In some ways, the animation is wonderful. I love the way the ships were rendered. The uniforms of the clone troopers and the battle droids look great, as do some of the aliens. However, the human characters? Not so good. And the gravest sin of all is the hair! Every character with a shred of hair on its head flips, runs, contorts, shoots, and dives without his or her hair even moving slightly. Even Yoda’s head of wispy gray hair isn’t done justice, as he’s given thick, clumpy blocks of hair. The less said about facial hair, the better. I’m well aware that it’s a stylistic choice on the part of Lucas and company, but did we really need to make Christopher Lee look like one of the giant stone heads of Easter Island?
The animation is freeing. The Jedis are free to use more powers and to move and fight more naturally (if naturally is the proper way to describe folks who use magic parasites to fight with laser swords). The battles feel a bit larger, and there’s more freedom of movement in the course of the battle in ways that wouldn’t be practical with real cameras.

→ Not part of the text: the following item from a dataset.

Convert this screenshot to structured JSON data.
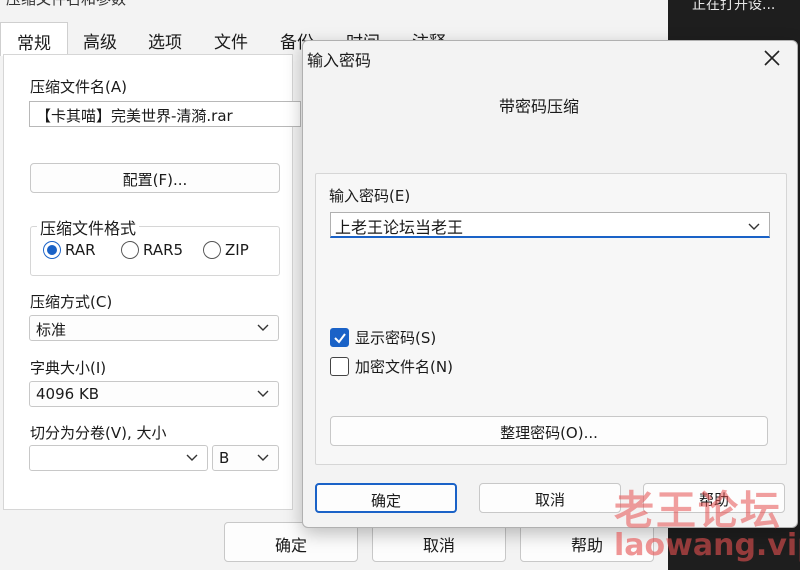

Despite being made for television, and shot for television with lots of facial close-ups, there’s good use made of the letterbox format, and some impressive wide shots, especially during combat.

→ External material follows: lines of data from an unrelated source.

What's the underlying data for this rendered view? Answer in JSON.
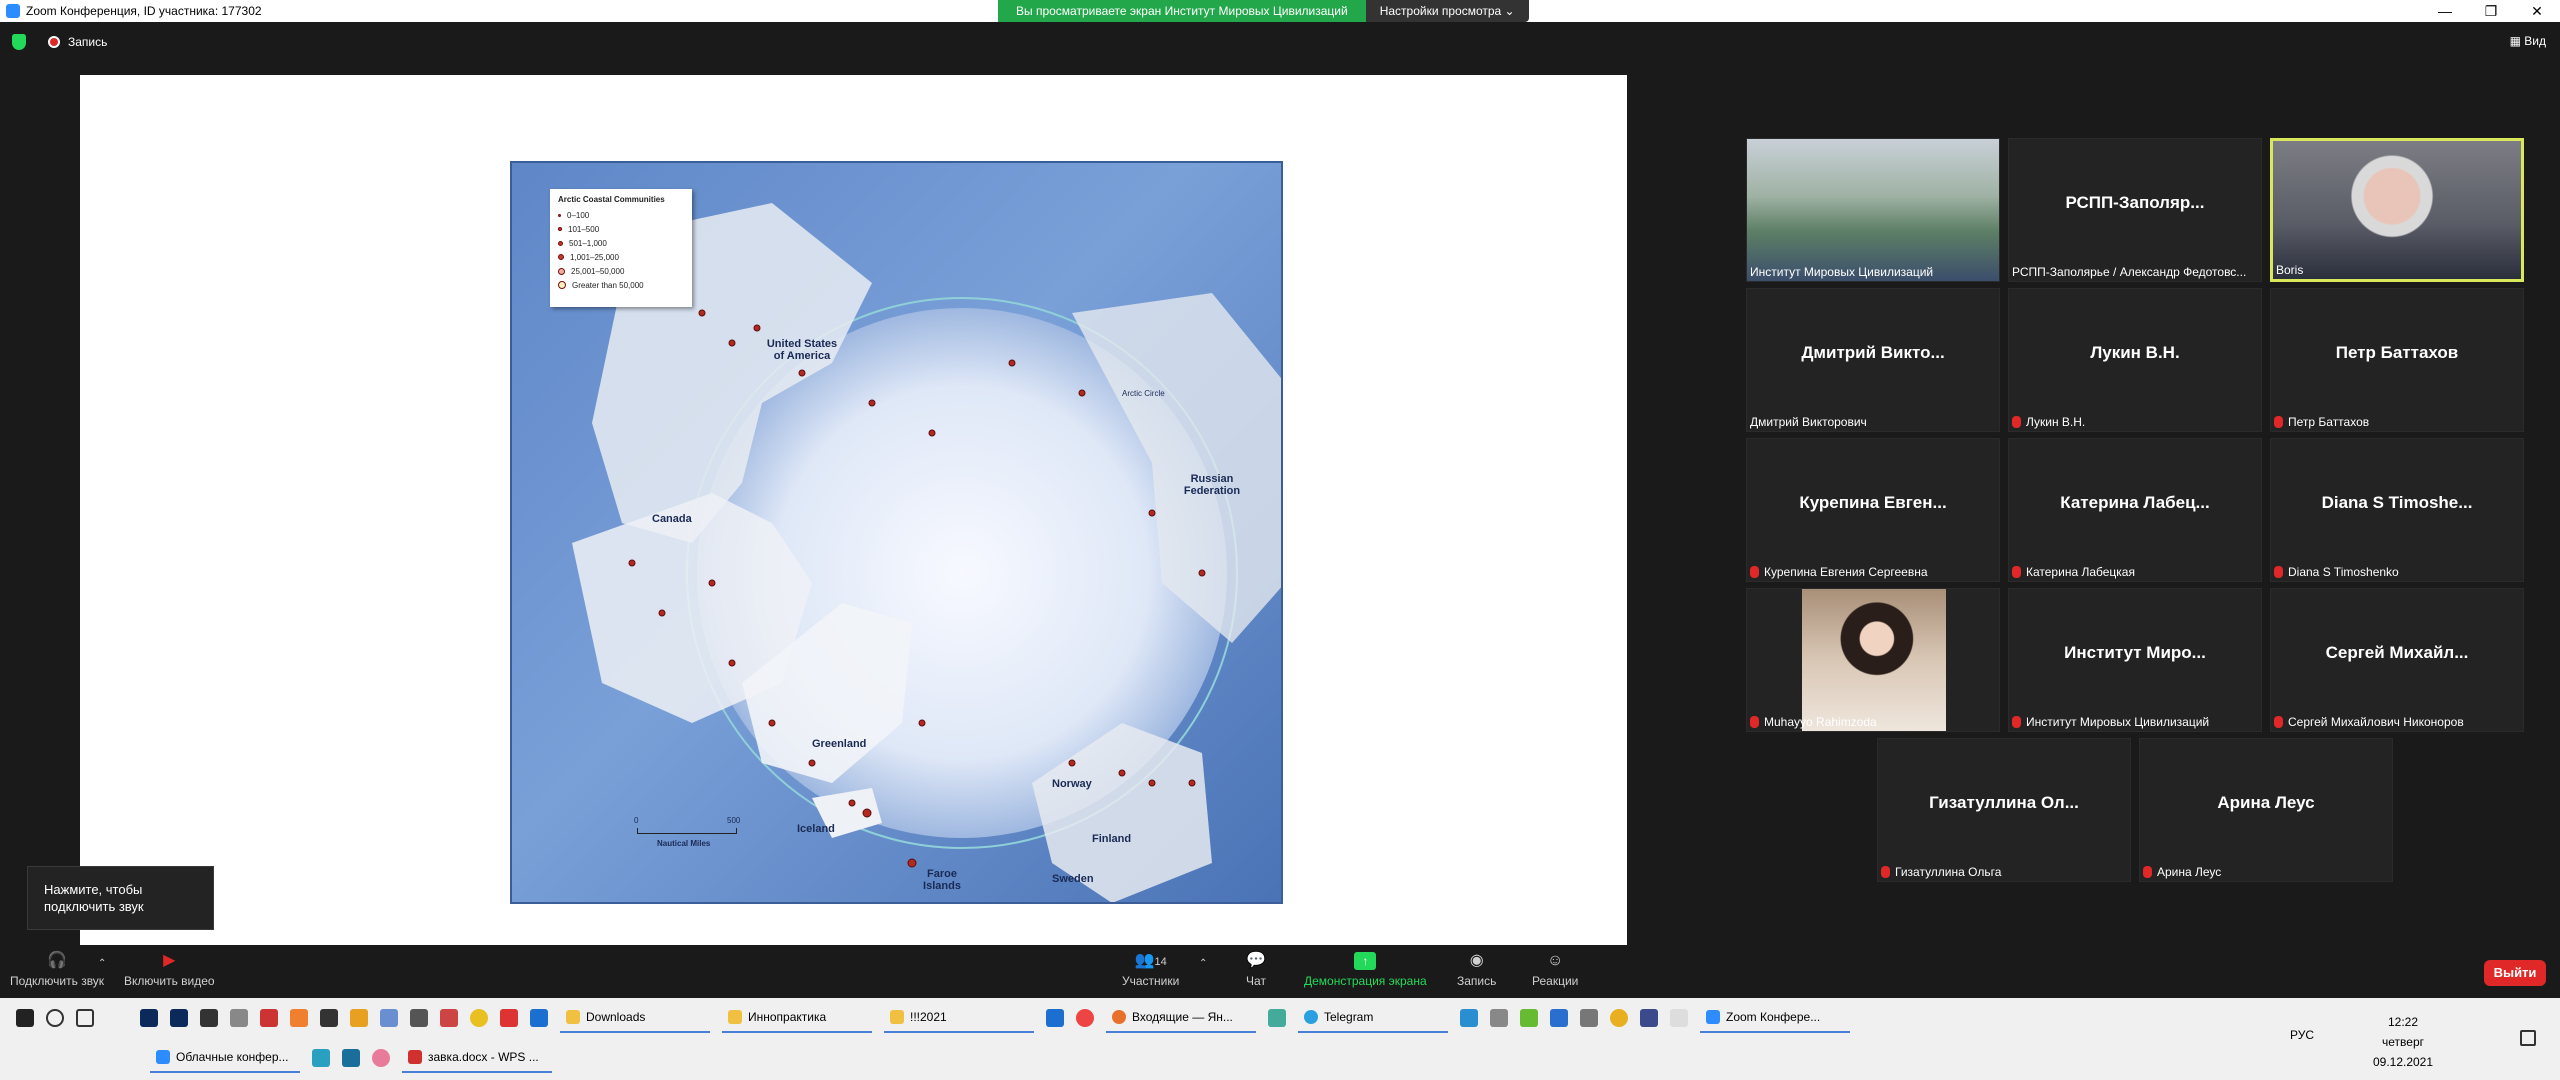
{
  "window": {
    "title": "Zoom Конференция, ID участника: 177302",
    "share_banner": "Вы просматриваете экран Институт Мировых Цивилизаций",
    "view_settings": "Настройки просмотра ⌄",
    "controls": [
      "—",
      "❐",
      "✕"
    ]
  },
  "zoom_top": {
    "record_label": "Запись",
    "view_label": "Вид"
  },
  "map": {
    "legend_title": "Arctic Coastal Communities",
    "legend_items": [
      "0–100",
      "101–500",
      "501–1,000",
      "1,001–25,000",
      "25,001–50,000",
      "Greater than 50,000"
    ],
    "labels": {
      "usa": "United States of America",
      "canada": "Canada",
      "russia": "Russian Federation",
      "greenland": "Greenland",
      "iceland": "Iceland",
      "norway": "Norway",
      "finland": "Finland",
      "sweden": "Sweden",
      "faroe": "Faroe Islands",
      "arctic_circle": "Arctic Circle",
      "scale_0": "0",
      "scale_500": "500",
      "scale_units": "Nautical Miles"
    }
  },
  "participants": [
    {
      "big": "",
      "name": "Институт Мировых Цивилизаций",
      "muted": false,
      "video": "conference"
    },
    {
      "big": "РСПП-Заполяр...",
      "name": "РСПП-Заполярье / Александр Федотовс...",
      "muted": false,
      "video": ""
    },
    {
      "big": "",
      "name": "Boris",
      "muted": false,
      "video": "boris"
    },
    {
      "big": "Дмитрий Викто...",
      "name": "Дмитрий Викторович",
      "muted": false,
      "video": ""
    },
    {
      "big": "Лукин В.Н.",
      "name": "Лукин В.Н.",
      "muted": true,
      "video": ""
    },
    {
      "big": "Петр Баттахов",
      "name": "Петр Баттахов",
      "muted": true,
      "video": ""
    },
    {
      "big": "Курепина Евген...",
      "name": "Курепина Евгения Сергеевна",
      "muted": true,
      "video": ""
    },
    {
      "big": "Катерина Лабец...",
      "name": "Катерина Лабецкая",
      "muted": true,
      "video": ""
    },
    {
      "big": "Diana S Timoshe...",
      "name": "Diana S Timoshenko",
      "muted": true,
      "video": ""
    },
    {
      "big": "",
      "name": "Muhayyo Rahimzoda",
      "muted": true,
      "video": "girl"
    },
    {
      "big": "Институт Миро...",
      "name": "Институт Мировых Цивилизаций",
      "muted": true,
      "video": ""
    },
    {
      "big": "Сергей Михайл...",
      "name": "Сергей Михайлович Никоноров",
      "muted": true,
      "video": ""
    },
    {
      "big": "Гизатуллина Ол...",
      "name": "Гизатуллина Ольга",
      "muted": true,
      "video": ""
    },
    {
      "big": "Арина Леус",
      "name": "Арина Леус",
      "muted": true,
      "video": ""
    }
  ],
  "tooltip": {
    "text": "Нажмите, чтобы подключить звук"
  },
  "toolbar": {
    "audio": "Подключить звук",
    "video": "Включить видео",
    "participants": "Участники",
    "participants_count": "14",
    "chat": "Чат",
    "share": "Демонстрация экрана",
    "record": "Запись",
    "reactions": "Реакции",
    "exit": "Выйти"
  },
  "taskbar": {
    "row1": [
      "Downloads",
      "Иннопрактика",
      "!!!2021",
      "Входящие — Ян...",
      "Telegram",
      "Zoom Конфере..."
    ],
    "row2": [
      "Облачные конфер...",
      "завка.docx - WPS ..."
    ],
    "lang": "РУС",
    "time": "12:22",
    "day": "четверг",
    "date": "09.12.2021"
  }
}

There are some very good combat moments fortunately, but the character interaction is strained to say the least. The script, by Henry Gilroy, Steven Melching, and Scott Murphy, is very weak. Ahsoka is entirely too sassy for her own good, coming off as more obnoxious than spunky. Her chemistry with Anakin is incredibly forced, and the journey from two people that don’t like one another to friendly-ish seems rushed. The Battle Droids are back to being goofy and dumb. The one-liners and attempted jokes land with a Hutt-like splat. The lack of John Williams’ familiar score hurts more than I would have expected when it comes to underscoring the dramatic moments and heightening the tension in the action scenes. It comes off flat.
Perhaps I’m getting too old for Star Wars. Or maybe Star Wars is getting too young for me. While the initial trilogy started to run out of steam towards the end, and the new trilogy picked up steam towards the end, The Clone Wars is pretty much without steam from the very beginning. It has its moments, and will probably be much better in smaller TV-sized doses, but as a big screen event the struggle to get Stinky the Hutt is a let-down. Either I expected too much from the first CGI Star Wars animated film, or this beverage never had any fizz.